[[ Information provided, beginning ]]

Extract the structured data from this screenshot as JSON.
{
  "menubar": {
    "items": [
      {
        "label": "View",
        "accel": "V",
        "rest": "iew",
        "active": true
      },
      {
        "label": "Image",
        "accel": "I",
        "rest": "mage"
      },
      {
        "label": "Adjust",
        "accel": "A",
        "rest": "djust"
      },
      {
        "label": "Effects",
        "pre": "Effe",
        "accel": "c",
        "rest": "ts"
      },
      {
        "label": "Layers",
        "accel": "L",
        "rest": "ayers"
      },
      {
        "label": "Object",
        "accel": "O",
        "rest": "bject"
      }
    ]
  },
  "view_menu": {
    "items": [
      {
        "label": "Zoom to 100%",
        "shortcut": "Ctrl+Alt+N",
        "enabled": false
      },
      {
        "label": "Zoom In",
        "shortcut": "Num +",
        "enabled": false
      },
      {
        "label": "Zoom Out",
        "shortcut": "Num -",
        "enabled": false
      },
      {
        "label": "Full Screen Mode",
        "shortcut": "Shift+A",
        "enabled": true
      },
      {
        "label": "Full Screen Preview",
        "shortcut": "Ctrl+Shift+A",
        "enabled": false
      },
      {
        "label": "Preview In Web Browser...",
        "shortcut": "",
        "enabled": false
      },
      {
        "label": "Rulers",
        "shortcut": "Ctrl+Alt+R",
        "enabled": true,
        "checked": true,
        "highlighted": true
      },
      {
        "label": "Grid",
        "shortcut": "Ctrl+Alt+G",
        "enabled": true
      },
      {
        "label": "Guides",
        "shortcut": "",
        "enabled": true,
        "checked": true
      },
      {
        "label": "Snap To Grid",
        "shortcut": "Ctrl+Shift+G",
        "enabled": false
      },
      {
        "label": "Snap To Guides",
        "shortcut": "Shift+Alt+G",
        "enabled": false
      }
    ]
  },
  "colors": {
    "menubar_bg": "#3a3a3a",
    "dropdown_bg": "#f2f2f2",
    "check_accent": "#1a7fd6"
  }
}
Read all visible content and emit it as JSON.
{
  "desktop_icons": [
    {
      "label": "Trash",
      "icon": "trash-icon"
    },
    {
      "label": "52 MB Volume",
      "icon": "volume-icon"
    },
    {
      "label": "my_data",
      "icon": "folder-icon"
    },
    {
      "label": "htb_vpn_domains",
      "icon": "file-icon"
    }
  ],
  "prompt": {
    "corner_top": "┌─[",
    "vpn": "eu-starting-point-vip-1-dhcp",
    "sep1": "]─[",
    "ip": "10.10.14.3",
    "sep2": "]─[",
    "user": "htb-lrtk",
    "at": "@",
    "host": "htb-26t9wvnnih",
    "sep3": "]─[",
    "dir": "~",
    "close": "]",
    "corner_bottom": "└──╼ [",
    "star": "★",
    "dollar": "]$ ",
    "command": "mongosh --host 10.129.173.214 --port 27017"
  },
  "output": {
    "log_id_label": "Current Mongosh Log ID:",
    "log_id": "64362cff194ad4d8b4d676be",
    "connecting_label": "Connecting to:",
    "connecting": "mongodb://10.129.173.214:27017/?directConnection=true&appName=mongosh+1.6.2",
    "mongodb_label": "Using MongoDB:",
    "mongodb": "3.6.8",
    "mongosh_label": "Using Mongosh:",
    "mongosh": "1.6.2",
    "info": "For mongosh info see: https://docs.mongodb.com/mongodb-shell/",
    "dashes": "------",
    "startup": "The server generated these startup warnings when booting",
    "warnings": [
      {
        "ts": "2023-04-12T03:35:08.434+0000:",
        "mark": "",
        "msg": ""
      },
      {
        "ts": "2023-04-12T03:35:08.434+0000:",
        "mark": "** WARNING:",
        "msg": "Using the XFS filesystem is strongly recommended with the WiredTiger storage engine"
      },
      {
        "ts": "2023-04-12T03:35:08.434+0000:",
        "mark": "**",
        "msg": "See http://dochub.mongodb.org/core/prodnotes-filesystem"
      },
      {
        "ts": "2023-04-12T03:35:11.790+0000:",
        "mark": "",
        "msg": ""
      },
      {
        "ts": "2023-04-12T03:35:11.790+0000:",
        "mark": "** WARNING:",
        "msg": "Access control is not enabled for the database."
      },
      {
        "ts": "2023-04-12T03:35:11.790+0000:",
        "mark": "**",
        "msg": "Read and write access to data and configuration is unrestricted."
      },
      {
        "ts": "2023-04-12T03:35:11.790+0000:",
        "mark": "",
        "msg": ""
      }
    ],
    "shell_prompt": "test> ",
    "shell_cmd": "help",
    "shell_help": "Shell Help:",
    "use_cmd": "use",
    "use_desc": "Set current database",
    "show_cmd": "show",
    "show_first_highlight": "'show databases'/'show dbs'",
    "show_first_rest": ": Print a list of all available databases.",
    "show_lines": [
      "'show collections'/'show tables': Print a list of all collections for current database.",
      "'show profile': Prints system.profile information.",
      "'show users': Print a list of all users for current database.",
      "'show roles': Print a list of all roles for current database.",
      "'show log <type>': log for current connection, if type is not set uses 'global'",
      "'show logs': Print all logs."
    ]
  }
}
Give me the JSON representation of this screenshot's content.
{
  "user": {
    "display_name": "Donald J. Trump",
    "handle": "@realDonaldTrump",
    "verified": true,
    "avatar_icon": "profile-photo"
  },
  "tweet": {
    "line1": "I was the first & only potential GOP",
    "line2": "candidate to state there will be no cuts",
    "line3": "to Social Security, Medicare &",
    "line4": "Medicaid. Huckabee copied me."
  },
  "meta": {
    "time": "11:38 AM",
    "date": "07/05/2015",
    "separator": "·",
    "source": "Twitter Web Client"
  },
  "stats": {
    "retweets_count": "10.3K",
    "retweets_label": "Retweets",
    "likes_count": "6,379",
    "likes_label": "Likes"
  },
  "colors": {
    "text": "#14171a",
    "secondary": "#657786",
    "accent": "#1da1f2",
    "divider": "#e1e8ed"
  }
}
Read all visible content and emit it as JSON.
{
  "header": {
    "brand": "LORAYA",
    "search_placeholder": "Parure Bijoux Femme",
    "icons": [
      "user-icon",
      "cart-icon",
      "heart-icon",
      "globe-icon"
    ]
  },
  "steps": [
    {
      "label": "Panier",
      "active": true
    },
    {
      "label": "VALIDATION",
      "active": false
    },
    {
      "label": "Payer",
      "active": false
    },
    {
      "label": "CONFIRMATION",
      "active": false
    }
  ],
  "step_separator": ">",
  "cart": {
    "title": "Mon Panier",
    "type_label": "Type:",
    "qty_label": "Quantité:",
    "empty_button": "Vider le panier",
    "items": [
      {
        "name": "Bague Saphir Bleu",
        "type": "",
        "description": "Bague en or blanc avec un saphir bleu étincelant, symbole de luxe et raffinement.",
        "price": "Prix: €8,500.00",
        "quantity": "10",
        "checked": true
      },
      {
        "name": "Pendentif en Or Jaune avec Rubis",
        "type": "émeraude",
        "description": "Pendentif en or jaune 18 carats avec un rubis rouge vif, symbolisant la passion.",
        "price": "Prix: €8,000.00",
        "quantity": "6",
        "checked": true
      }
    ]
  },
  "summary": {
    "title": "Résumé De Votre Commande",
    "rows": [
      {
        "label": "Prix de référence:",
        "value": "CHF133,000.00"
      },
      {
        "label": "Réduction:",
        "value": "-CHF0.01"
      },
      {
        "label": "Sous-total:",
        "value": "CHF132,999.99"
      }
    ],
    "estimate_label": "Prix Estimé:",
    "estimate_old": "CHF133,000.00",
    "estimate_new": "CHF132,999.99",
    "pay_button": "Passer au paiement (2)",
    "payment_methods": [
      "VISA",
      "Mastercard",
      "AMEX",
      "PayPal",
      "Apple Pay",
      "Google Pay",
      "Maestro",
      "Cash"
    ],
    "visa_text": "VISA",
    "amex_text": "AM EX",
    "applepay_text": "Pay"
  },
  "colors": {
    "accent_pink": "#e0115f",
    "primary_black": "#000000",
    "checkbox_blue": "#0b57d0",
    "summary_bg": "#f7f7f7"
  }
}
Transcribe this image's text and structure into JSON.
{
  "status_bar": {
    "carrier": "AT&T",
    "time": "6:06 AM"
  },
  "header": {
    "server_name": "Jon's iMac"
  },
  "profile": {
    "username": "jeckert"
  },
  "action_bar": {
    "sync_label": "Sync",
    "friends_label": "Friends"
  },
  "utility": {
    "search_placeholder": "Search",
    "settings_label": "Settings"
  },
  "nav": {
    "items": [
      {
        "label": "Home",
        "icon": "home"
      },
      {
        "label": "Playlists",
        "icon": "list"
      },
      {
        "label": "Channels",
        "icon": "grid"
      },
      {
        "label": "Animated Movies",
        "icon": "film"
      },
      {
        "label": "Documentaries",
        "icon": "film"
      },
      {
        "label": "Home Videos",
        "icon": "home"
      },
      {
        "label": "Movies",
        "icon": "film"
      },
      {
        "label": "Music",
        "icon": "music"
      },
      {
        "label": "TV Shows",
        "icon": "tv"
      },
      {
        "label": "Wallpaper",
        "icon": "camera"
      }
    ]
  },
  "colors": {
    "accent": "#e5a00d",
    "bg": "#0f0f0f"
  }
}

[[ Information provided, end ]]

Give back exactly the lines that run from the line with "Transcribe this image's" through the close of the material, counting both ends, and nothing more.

Transcribe this image's text and structure into JSON.
{
  "status_bar": {
    "carrier": "AT&T",
    "time": "6:06 AM"
  },
  "header": {
    "server_name": "Jon's iMac"
  },
  "profile": {
    "username": "jeckert"
  },
  "action_bar": {
    "sync_label": "Sync",
    "friends_label": "Friends"
  },
  "utility": {
    "search_placeholder": "Search",
    "settings_label": "Settings"
  },
  "nav": {
    "items": [
      {
        "label": "Home",
        "icon": "home"
      },
      {
        "label": "Playlists",
        "icon": "list"
      },
      {
        "label": "Channels",
        "icon": "grid"
      },
      {
        "label": "Animated Movies",
        "icon": "film"
      },
      {
        "label": "Documentaries",
        "icon": "film"
      },
      {
        "label": "Home Videos",
        "icon": "home"
      },
      {
        "label": "Movies",
        "icon": "film"
      },
      {
        "label": "Music",
        "icon": "music"
      },
      {
        "label": "TV Shows",
        "icon": "tv"
      },
      {
        "label": "Wallpaper",
        "icon": "camera"
      }
    ]
  },
  "colors": {
    "accent": "#e5a00d",
    "bg": "#0f0f0f"
  }
}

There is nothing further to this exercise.